▸ PROBLEM STATEMENT
Please print the data shown below without any alteration.

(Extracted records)
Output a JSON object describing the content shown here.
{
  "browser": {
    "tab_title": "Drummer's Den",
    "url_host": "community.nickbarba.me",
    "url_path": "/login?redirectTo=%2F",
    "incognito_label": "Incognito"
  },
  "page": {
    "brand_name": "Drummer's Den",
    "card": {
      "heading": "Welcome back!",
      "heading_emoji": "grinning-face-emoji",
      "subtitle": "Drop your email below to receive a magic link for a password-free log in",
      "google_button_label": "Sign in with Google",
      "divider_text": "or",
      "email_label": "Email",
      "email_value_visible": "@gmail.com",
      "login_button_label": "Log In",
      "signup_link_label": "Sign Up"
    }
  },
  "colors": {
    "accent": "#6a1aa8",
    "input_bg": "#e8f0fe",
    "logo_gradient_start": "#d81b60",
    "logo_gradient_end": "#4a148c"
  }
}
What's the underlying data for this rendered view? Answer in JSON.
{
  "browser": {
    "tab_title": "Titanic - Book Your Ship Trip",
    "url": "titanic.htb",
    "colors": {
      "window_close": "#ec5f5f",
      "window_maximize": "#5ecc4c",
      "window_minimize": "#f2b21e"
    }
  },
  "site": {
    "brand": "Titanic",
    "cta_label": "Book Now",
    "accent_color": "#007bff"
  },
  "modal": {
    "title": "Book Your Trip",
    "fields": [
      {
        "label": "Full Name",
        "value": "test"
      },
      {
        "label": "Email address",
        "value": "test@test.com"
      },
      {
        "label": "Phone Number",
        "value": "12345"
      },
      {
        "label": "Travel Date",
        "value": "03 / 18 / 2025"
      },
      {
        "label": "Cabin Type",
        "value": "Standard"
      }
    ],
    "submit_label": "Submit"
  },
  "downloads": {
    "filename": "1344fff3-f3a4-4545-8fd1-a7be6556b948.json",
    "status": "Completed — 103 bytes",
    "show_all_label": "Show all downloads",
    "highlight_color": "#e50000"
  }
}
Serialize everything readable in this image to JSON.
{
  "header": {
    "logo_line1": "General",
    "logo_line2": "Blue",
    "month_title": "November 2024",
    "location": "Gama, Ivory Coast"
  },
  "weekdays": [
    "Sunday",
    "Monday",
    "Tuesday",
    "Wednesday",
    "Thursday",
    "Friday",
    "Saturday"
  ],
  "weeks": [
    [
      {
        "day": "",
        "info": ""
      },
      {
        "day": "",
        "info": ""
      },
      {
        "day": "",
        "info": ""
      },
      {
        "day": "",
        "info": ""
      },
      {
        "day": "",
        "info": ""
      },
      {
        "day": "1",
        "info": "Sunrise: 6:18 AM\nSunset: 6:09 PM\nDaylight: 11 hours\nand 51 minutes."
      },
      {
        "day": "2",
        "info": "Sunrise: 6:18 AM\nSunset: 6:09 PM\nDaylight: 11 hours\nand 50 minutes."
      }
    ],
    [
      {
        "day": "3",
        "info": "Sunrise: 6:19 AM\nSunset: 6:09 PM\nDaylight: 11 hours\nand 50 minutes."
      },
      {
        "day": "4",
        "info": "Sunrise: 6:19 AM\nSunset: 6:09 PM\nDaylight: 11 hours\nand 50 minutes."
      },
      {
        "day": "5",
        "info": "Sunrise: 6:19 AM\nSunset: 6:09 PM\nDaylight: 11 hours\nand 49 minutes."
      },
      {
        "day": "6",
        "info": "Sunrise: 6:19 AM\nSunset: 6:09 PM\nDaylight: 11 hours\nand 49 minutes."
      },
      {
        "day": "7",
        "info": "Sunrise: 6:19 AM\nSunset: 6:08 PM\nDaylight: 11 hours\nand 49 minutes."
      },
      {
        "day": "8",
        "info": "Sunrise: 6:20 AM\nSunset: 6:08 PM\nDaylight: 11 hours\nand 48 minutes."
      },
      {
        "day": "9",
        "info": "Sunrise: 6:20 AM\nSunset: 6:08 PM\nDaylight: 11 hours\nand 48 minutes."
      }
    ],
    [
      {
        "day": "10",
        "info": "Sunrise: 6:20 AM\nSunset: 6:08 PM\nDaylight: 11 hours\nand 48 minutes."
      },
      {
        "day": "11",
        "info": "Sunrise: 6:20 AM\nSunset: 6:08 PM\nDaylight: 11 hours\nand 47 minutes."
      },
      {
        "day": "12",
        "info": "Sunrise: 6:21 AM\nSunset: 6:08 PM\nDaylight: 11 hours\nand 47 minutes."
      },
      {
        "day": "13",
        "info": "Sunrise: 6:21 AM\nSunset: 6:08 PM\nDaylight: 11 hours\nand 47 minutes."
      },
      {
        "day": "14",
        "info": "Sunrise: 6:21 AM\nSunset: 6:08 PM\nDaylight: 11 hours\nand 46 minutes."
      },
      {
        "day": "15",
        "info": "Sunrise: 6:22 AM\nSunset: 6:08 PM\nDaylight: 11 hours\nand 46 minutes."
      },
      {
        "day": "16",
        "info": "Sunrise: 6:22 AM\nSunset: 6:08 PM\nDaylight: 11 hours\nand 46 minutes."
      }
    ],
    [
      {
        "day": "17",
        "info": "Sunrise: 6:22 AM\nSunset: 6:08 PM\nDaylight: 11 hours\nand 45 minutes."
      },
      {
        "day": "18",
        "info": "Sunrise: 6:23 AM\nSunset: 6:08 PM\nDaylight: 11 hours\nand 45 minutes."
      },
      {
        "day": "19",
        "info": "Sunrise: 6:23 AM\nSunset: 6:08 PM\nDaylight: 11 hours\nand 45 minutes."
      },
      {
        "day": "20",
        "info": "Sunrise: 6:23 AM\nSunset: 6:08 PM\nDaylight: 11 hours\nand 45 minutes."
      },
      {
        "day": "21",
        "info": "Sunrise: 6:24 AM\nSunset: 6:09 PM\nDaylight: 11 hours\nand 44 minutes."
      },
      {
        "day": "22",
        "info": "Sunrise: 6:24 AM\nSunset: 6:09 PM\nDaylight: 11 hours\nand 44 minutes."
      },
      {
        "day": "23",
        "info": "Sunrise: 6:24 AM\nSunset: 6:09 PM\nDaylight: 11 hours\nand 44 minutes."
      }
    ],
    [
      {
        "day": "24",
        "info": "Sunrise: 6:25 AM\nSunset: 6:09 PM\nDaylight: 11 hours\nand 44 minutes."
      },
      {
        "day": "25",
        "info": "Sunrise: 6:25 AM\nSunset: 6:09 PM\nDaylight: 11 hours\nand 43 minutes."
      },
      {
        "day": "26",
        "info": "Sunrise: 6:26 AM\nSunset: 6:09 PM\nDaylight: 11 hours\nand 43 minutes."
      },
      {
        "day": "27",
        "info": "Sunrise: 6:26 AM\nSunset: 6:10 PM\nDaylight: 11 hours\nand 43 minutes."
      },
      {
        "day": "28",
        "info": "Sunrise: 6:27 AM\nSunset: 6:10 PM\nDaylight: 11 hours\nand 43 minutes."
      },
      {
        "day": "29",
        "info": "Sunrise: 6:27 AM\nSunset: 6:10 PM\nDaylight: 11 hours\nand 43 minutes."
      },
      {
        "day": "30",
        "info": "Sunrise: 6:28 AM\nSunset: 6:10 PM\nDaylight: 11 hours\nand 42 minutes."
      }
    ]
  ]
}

▸ RESPONSE
Output a JSON object describing the content shown here.
{
  "browser": {
    "tab_title": "Drummer's Den",
    "url_host": "community.nickbarba.me",
    "url_path": "/login?redirectTo=%2F",
    "incognito_label": "Incognito"
  },
  "page": {
    "brand_name": "Drummer's Den",
    "card": {
      "heading": "Welcome back!",
      "heading_emoji": "grinning-face-emoji",
      "subtitle": "Drop your email below to receive a magic link for a password-free log in",
      "google_button_label": "Sign in with Google",
      "divider_text": "or",
      "email_label": "Email",
      "email_value_visible": "@gmail.com",
      "login_button_label": "Log In",
      "signup_link_label": "Sign Up"
    }
  },
  "colors": {
    "accent": "#6a1aa8",
    "input_bg": "#e8f0fe",
    "logo_gradient_start": "#d81b60",
    "logo_gradient_end": "#4a148c"
  }
}
What's the underlying data for this rendered view? Answer in JSON.
{
  "browser": {
    "tab_title": "Titanic - Book Your Ship Trip",
    "url": "titanic.htb",
    "colors": {
      "window_close": "#ec5f5f",
      "window_maximize": "#5ecc4c",
      "window_minimize": "#f2b21e"
    }
  },
  "site": {
    "brand": "Titanic",
    "cta_label": "Book Now",
    "accent_color": "#007bff"
  },
  "modal": {
    "title": "Book Your Trip",
    "fields": [
      {
        "label": "Full Name",
        "value": "test"
      },
      {
        "label": "Email address",
        "value": "test@test.com"
      },
      {
        "label": "Phone Number",
        "value": "12345"
      },
      {
        "label": "Travel Date",
        "value": "03 / 18 / 2025"
      },
      {
        "label": "Cabin Type",
        "value": "Standard"
      }
    ],
    "submit_label": "Submit"
  },
  "downloads": {
    "filename": "1344fff3-f3a4-4545-8fd1-a7be6556b948.json",
    "status": "Completed — 103 bytes",
    "show_all_label": "Show all downloads",
    "highlight_color": "#e50000"
  }
}
Serialize everything readable in this image to JSON.
{
  "header": {
    "logo_line1": "General",
    "logo_line2": "Blue",
    "month_title": "November 2024",
    "location": "Gama, Ivory Coast"
  },
  "weekdays": [
    "Sunday",
    "Monday",
    "Tuesday",
    "Wednesday",
    "Thursday",
    "Friday",
    "Saturday"
  ],
  "weeks": [
    [
      {
        "day": "",
        "info": ""
      },
      {
        "day": "",
        "info": ""
      },
      {
        "day": "",
        "info": ""
      },
      {
        "day": "",
        "info": ""
      },
      {
        "day": "",
        "info": ""
      },
      {
        "day": "1",
        "info": "Sunrise: 6:18 AM\nSunset: 6:09 PM\nDaylight: 11 hours\nand 51 minutes."
      },
      {
        "day": "2",
        "info": "Sunrise: 6:18 AM\nSunset: 6:09 PM\nDaylight: 11 hours\nand 50 minutes."
      }
    ],
    [
      {
        "day": "3",
        "info": "Sunrise: 6:19 AM\nSunset: 6:09 PM\nDaylight: 11 hours\nand 50 minutes."
      },
      {
        "day": "4",
        "info": "Sunrise: 6:19 AM\nSunset: 6:09 PM\nDaylight: 11 hours\nand 50 minutes."
      },
      {
        "day": "5",
        "info": "Sunrise: 6:19 AM\nSunset: 6:09 PM\nDaylight: 11 hours\nand 49 minutes."
      },
      {
        "day": "6",
        "info": "Sunrise: 6:19 AM\nSunset: 6:09 PM\nDaylight: 11 hours\nand 49 minutes."
      },
      {
        "day": "7",
        "info": "Sunrise: 6:19 AM\nSunset: 6:08 PM\nDaylight: 11 hours\nand 49 minutes."
      },
      {
        "day": "8",
        "info": "Sunrise: 6:20 AM\nSunset: 6:08 PM\nDaylight: 11 hours\nand 48 minutes."
      },
      {
        "day": "9",
        "info": "Sunrise: 6:20 AM\nSunset: 6:08 PM\nDaylight: 11 hours\nand 48 minutes."
      }
    ],
    [
      {
        "day": "10",
        "info": "Sunrise: 6:20 AM\nSunset: 6:08 PM\nDaylight: 11 hours\nand 48 minutes."
      },
      {
        "day": "11",
        "info": "Sunrise: 6:20 AM\nSunset: 6:08 PM\nDaylight: 11 hours\nand 47 minutes."
      },
      {
        "day": "12",
        "info": "Sunrise: 6:21 AM\nSunset: 6:08 PM\nDaylight: 11 hours\nand 47 minutes."
      },
      {
        "day": "13",
        "info": "Sunrise: 6:21 AM\nSunset: 6:08 PM\nDaylight: 11 hours\nand 47 minutes."
      },
      {
        "day": "14",
        "info": "Sunrise: 6:21 AM\nSunset: 6:08 PM\nDaylight: 11 hours\nand 46 minutes."
      },
      {
        "day": "15",
        "info": "Sunrise: 6:22 AM\nSunset: 6:08 PM\nDaylight: 11 hours\nand 46 minutes."
      },
      {
        "day": "16",
        "info": "Sunrise: 6:22 AM\nSunset: 6:08 PM\nDaylight: 11 hours\nand 46 minutes."
      }
    ],
    [
      {
        "day": "17",
        "info": "Sunrise: 6:22 AM\nSunset: 6:08 PM\nDaylight: 11 hours\nand 45 minutes."
      },
      {
        "day": "18",
        "info": "Sunrise: 6:23 AM\nSunset: 6:08 PM\nDaylight: 11 hours\nand 45 minutes."
      },
      {
        "day": "19",
        "info": "Sunrise: 6:23 AM\nSunset: 6:08 PM\nDaylight: 11 hours\nand 45 minutes."
      },
      {
        "day": "20",
        "info": "Sunrise: 6:23 AM\nSunset: 6:08 PM\nDaylight: 11 hours\nand 45 minutes."
      },
      {
        "day": "21",
        "info": "Sunrise: 6:24 AM\nSunset: 6:09 PM\nDaylight: 11 hours\nand 44 minutes."
      },
      {
        "day": "22",
        "info": "Sunrise: 6:24 AM\nSunset: 6:09 PM\nDaylight: 11 hours\nand 44 minutes."
      },
      {
        "day": "23",
        "info": "Sunrise: 6:24 AM\nSunset: 6:09 PM\nDaylight: 11 hours\nand 44 minutes."
      }
    ],
    [
      {
        "day": "24",
        "info": "Sunrise: 6:25 AM\nSunset: 6:09 PM\nDaylight: 11 hours\nand 44 minutes."
      },
      {
        "day": "25",
        "info": "Sunrise: 6:25 AM\nSunset: 6:09 PM\nDaylight: 11 hours\nand 43 minutes."
      },
      {
        "day": "26",
        "info": "Sunrise: 6:26 AM\nSunset: 6:09 PM\nDaylight: 11 hours\nand 43 minutes."
      },
      {
        "day": "27",
        "info": "Sunrise: 6:26 AM\nSunset: 6:10 PM\nDaylight: 11 hours\nand 43 minutes."
      },
      {
        "day": "28",
        "info": "Sunrise: 6:27 AM\nSunset: 6:10 PM\nDaylight: 11 hours\nand 43 minutes."
      },
      {
        "day": "29",
        "info": "Sunrise: 6:27 AM\nSunset: 6:10 PM\nDaylight: 11 hours\nand 43 minutes."
      },
      {
        "day": "30",
        "info": "Sunrise: 6:28 AM\nSunset: 6:10 PM\nDaylight: 11 hours\nand 42 minutes."
      }
    ]
  ]
}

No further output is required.